◆ What needs to be done ◆
In the records below, pick out all lines containing the word "purpose".

◆ Material provided ◆

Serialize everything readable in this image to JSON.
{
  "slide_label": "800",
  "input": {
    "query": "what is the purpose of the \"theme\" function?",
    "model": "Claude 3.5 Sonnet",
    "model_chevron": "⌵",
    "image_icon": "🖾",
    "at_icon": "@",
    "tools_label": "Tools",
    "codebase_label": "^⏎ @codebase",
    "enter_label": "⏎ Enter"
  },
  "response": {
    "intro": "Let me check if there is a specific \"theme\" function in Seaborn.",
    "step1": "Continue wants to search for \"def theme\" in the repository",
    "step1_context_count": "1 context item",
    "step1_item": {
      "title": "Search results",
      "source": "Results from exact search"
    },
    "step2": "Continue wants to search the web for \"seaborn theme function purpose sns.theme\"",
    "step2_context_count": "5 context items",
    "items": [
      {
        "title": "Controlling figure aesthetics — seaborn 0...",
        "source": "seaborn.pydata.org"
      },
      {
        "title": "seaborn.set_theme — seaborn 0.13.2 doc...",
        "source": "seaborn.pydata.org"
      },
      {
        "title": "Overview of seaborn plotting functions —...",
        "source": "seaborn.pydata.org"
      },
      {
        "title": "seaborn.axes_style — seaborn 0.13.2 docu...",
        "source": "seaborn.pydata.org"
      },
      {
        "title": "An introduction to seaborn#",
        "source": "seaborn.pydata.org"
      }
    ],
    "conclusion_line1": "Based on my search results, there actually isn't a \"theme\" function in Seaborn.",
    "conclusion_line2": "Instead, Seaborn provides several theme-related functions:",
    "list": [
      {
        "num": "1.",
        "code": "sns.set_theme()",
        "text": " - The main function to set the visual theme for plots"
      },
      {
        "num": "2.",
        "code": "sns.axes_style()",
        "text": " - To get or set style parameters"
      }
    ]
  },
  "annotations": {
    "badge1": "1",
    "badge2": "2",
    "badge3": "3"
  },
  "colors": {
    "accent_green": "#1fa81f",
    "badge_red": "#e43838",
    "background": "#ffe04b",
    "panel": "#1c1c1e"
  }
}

◆ Solution for this problem ◆
    "query": "what is the purpose of the \"theme\" function?",
    "step2": "Continue wants to search the web for \"seaborn theme function purpose sns.theme\"",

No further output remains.